‘In the early 1950s,’ begins Massimo Vignelli in the first chapter of this visual monograph, ‘I was working as a part-time freelancer in the offices of some of the best Milanese architects, and I was exposed to the excitement of designing everything “from the spoon to the city”.’ So keen was his desire to ‘prevent bad design from taking place’ that when he and his partner (and wife) Lella came to the United States in 1957, they were determined to make ‘better design for a better world.’
Whether the world is better now is questionable, but the design world is decidedly better, partly due to the Vignellis’ talent and zeal. Their work has doubtless influenced many lives.
I first experienced it when, in 1966, the New York City Metropolitan Transit Authority (MTA) introduced new subway locator and train identification sign systems, created by Vignelli when he was a partner at Unimark. Helvetica replaced the chaotic typographic mélange in subway stations, and the train line numerals and letters became more human and colourful. In 1970 the MTA issued the classic Vignelli subway map, a simple grid with colour-coded bars. (A few years later the map was replaced by a more fragmented design.)
My second Vignelli experience came in the form of a weekly New York alternative newspaper The Herald, which Vignelli designed in 1971 on a strict six-column grid, and with only one typeface: ‘One size for text, two sizes for titles and italics for captions.’ At a time when mainstream newspapers were grey and the underground newspapers were chaotic, The Herald stood out for its clarity and readability.
The Herald and Vignelli’s other publication formats represent a vision (and a style) that is both consistent and fresh. The book proves that the criticism ‘much of their design looks the same’ is nonsense. Nevertheless the Vignellis’ type preferences are famously restricted. Vignelli was Mr Bodoni incarnate. Bodoni type was both an alternative to reckless typography and a signature for the Vignellis. It took an Italian to make the classical face a symbol of American modernity.
The Vignellis’ multi-dimensional and cross-disciplinary contributions are varied in both form and spirit. But if Massimo is more the formalist, Lella is more the spiritualist. Her jewellery design is sublime. Unlike in some Modernist monographs, the collected work in this one is not nostalgic. The descriptions are often too brief, however, and there remains a need for a good critical overview of their work.
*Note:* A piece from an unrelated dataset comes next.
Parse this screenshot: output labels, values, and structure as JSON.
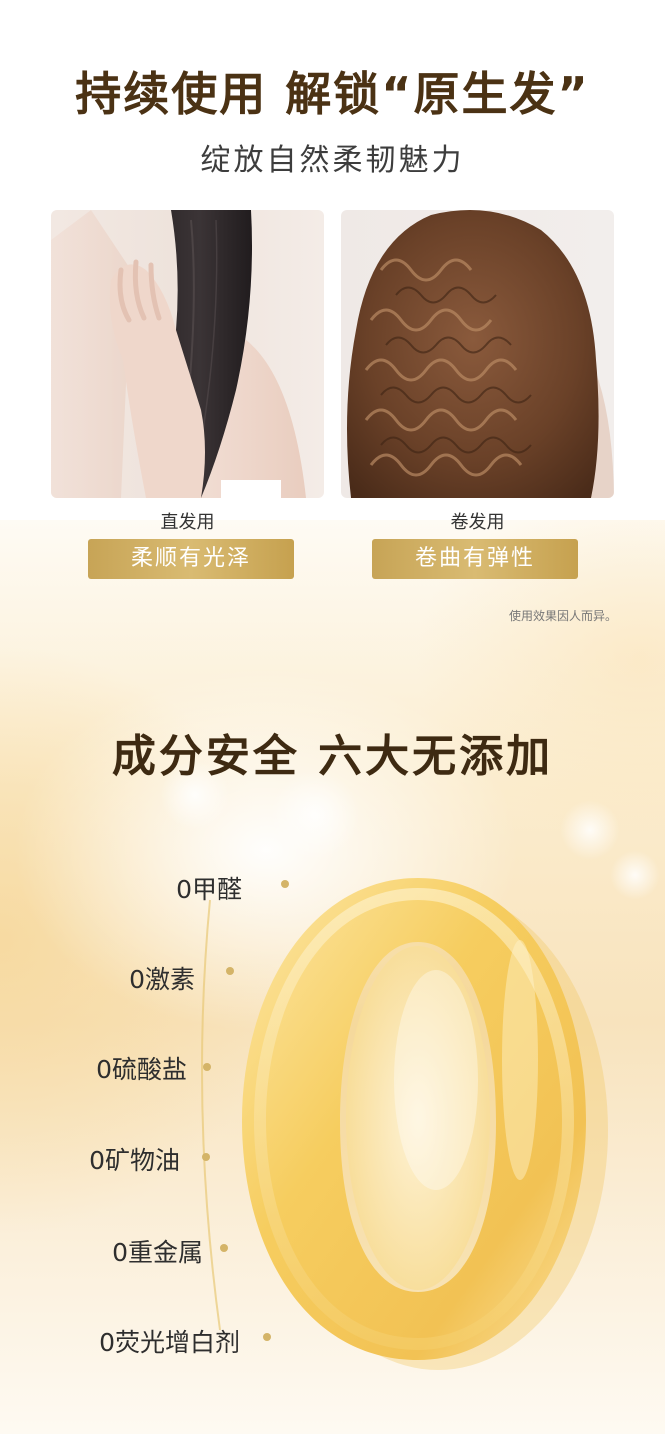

The book also suffers from looking a little too much like a portfolio (which it is). Yet, taken individually, each object – whether three-dimensional or printed – is engaging for what it says about the Vignellis’ mission to make the world better. High-mindedness aside, what excites me about this book is not only the design, but also the introductory photographs that front each section, revealing how the Vignellis, like their work, have evolved elegantly over the past 50 years.
Steven Heller, design writer, New York
First published in Eye no. 54 vol. 14 2004
Eye is the world’s most beautiful and collectable graphic design journal, published quarterly for professional designers, students and anyone interested in critical, informed writing about graphic design and visual culture. It is available from all good design bookshops and online at the Eye shop, where you can buy subscriptions and single issues.